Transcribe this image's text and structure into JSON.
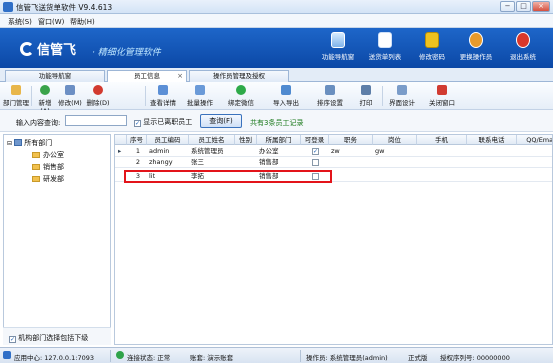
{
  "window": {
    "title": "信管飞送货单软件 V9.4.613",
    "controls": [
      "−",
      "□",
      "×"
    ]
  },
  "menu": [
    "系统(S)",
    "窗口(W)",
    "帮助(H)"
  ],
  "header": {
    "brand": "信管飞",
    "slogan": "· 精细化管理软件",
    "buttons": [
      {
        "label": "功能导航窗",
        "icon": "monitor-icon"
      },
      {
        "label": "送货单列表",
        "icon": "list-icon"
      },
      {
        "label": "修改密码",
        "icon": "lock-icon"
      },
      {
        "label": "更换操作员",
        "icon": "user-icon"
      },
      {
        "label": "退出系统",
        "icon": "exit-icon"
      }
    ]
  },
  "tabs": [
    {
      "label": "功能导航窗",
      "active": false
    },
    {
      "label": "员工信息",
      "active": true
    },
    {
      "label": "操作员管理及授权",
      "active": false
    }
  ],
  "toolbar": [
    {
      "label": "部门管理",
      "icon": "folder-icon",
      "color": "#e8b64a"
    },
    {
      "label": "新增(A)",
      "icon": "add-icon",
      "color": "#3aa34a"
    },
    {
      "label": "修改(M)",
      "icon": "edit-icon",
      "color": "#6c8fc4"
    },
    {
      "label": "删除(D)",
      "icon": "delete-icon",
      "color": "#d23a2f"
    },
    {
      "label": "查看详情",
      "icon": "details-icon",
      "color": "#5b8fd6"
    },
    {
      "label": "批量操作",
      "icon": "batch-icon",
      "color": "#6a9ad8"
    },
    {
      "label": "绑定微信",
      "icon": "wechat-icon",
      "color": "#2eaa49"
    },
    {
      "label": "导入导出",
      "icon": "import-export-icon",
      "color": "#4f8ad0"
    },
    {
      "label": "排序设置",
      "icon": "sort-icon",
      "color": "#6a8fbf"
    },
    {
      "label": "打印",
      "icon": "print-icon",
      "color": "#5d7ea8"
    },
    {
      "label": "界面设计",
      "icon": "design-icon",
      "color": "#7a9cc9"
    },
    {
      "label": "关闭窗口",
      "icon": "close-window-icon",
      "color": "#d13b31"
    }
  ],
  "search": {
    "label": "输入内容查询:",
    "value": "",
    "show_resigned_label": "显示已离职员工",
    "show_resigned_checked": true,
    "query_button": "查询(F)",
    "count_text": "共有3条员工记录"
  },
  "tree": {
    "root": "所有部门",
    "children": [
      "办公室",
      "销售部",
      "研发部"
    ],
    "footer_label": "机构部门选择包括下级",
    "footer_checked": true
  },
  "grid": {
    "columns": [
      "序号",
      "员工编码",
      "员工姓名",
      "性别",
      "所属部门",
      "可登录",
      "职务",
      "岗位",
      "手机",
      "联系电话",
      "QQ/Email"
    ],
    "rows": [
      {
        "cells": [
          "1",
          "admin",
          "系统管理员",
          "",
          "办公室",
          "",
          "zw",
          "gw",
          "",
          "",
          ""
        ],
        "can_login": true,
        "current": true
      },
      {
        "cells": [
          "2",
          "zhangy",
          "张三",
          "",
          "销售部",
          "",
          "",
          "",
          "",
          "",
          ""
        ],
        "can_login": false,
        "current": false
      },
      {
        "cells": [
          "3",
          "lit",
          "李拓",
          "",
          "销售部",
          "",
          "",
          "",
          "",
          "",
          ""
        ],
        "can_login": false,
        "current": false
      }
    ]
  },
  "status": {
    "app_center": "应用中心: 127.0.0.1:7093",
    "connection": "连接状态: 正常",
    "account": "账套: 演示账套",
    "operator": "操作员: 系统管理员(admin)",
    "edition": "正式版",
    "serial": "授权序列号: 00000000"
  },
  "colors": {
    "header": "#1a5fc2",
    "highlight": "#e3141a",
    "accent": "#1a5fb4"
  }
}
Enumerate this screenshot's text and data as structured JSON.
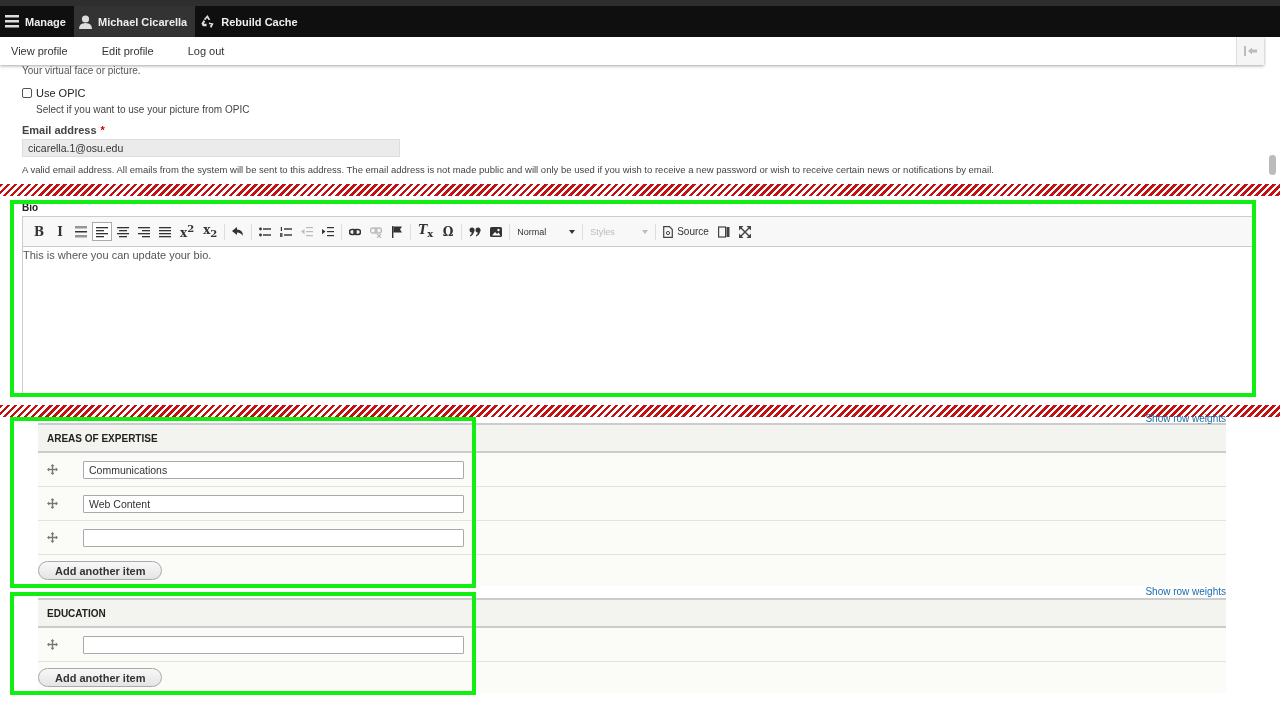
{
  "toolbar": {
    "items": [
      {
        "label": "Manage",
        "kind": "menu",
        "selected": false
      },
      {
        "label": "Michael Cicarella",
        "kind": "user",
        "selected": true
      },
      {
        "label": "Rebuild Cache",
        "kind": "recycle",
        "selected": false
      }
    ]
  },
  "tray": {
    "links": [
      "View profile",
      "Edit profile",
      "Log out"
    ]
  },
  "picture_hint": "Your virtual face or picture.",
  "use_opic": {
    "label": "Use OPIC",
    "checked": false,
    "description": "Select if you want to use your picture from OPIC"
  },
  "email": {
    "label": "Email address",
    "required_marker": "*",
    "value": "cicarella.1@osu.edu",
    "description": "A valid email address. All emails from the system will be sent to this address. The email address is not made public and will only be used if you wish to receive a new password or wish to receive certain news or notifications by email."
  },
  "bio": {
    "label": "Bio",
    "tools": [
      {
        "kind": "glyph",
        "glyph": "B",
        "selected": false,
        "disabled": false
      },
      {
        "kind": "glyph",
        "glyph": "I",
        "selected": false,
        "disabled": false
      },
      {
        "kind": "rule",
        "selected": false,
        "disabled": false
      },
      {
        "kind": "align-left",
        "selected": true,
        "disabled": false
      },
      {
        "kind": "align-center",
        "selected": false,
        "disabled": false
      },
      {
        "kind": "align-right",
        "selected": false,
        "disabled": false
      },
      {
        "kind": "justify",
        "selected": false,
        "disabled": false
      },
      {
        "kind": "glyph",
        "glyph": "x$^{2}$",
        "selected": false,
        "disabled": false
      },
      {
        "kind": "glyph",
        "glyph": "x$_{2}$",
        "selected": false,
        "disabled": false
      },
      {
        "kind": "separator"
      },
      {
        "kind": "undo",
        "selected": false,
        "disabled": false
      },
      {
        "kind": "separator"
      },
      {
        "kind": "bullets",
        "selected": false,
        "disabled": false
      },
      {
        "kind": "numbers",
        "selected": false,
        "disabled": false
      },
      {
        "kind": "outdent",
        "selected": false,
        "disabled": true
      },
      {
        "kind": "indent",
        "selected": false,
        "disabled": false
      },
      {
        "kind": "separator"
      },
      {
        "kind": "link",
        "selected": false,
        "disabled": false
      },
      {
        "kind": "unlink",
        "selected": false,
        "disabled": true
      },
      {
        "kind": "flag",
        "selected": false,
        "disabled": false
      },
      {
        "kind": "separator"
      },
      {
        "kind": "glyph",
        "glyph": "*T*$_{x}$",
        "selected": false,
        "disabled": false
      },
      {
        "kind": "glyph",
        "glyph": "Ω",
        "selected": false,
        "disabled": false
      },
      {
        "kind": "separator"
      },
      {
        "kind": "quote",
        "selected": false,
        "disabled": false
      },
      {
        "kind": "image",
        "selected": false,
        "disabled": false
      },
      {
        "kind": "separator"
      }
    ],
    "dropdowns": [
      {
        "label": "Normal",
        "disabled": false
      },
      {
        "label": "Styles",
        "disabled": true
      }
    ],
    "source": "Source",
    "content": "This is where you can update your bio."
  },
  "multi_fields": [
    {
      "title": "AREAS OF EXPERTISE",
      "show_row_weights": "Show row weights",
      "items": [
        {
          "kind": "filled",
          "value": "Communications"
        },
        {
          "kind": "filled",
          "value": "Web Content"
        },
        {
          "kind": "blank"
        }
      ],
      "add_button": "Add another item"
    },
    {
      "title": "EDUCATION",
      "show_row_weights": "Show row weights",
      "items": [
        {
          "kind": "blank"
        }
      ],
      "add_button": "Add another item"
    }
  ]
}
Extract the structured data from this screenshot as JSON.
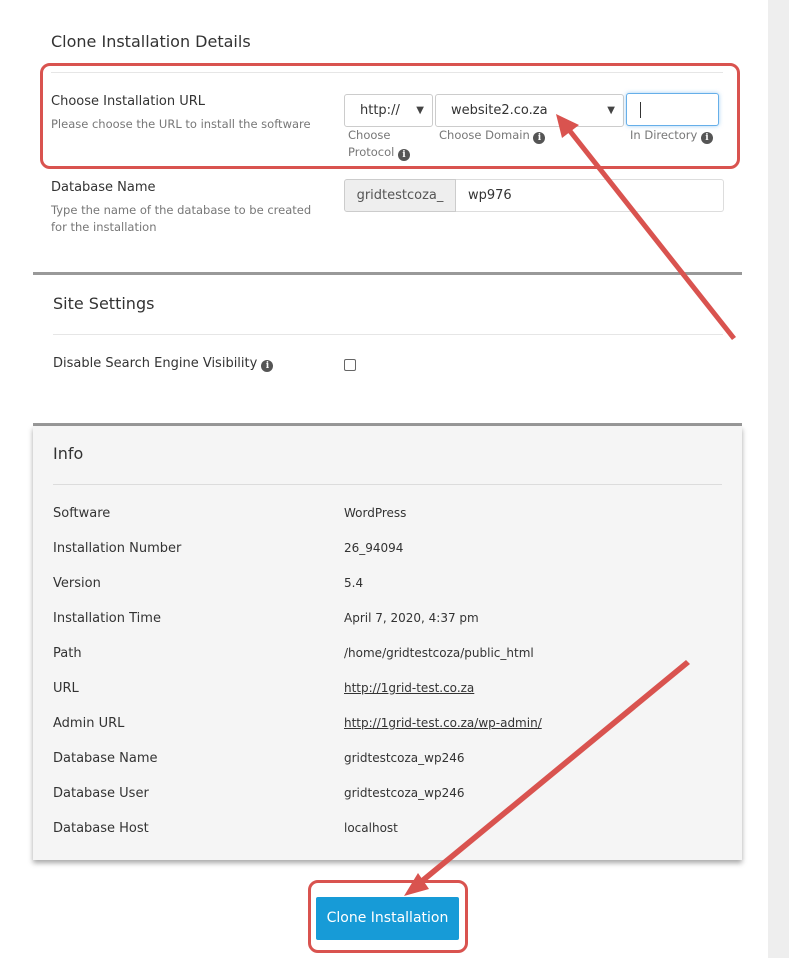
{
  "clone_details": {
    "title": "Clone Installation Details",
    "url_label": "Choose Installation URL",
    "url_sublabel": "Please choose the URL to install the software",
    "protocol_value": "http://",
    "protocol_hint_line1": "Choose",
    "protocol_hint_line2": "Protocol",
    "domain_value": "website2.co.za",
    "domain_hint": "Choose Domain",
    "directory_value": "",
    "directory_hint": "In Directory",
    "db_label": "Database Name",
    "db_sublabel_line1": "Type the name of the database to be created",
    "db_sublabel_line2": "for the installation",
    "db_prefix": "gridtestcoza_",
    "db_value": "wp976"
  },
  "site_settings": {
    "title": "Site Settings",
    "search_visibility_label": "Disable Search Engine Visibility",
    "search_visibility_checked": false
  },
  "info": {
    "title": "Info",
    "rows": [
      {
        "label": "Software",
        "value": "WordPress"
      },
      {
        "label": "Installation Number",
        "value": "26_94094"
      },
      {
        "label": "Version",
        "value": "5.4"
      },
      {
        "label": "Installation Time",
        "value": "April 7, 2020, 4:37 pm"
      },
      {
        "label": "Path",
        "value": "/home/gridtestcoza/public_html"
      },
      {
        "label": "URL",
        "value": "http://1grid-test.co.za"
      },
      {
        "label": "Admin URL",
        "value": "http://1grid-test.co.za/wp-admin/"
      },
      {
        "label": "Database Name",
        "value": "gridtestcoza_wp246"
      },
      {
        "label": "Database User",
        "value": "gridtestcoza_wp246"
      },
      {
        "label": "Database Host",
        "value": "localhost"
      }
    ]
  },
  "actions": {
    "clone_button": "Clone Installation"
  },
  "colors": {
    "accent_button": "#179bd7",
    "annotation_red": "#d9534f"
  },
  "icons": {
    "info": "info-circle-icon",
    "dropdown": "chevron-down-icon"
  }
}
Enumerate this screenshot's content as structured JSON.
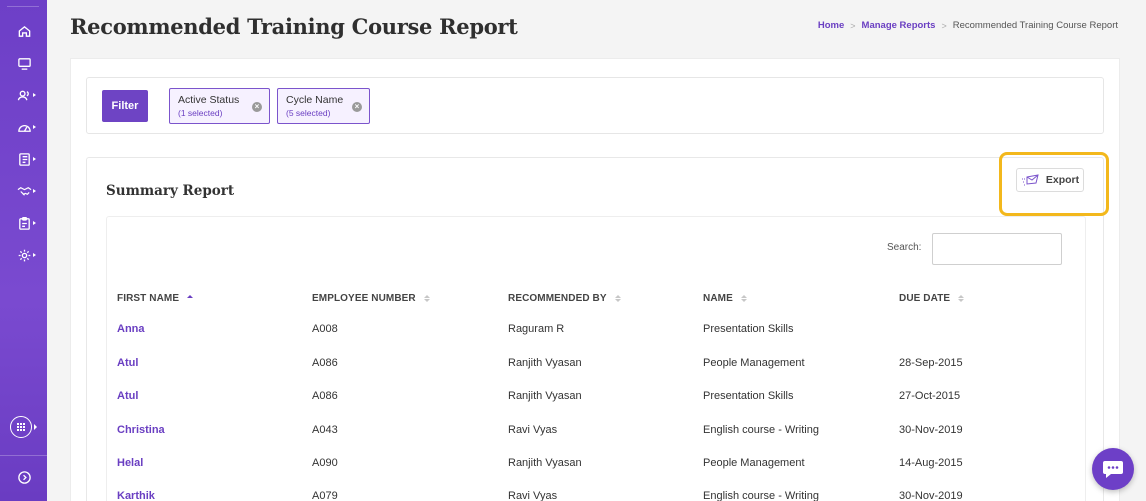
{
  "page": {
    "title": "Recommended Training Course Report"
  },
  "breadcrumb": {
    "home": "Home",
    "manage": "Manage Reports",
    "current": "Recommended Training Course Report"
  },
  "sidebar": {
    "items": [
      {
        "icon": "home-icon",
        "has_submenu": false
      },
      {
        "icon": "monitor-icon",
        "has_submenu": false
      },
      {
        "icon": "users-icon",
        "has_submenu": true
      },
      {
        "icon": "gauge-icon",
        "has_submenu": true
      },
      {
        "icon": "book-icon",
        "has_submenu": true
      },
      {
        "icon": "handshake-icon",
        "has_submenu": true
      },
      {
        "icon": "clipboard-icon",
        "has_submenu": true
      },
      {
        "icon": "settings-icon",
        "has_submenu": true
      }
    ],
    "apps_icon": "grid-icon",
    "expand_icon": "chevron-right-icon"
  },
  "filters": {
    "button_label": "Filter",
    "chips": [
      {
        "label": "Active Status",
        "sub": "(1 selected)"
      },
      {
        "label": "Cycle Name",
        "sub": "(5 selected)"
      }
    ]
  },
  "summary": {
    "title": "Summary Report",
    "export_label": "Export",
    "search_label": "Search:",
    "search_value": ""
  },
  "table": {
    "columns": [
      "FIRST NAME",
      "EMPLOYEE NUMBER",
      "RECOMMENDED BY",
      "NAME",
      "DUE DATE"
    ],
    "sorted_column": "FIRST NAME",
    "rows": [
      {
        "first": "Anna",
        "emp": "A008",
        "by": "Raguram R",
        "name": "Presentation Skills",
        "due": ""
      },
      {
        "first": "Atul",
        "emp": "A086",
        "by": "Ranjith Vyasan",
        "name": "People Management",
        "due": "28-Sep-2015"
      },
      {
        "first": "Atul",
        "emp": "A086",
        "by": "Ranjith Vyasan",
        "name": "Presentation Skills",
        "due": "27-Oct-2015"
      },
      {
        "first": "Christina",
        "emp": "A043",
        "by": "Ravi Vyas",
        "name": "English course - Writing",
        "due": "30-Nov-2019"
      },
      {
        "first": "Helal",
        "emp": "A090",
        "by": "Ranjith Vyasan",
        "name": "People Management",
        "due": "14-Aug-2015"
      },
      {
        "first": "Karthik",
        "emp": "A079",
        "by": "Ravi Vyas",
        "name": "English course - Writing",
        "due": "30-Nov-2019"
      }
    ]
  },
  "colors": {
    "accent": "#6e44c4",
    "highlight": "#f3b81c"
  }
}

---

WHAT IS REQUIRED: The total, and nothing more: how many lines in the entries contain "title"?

ANSWER BOX: 8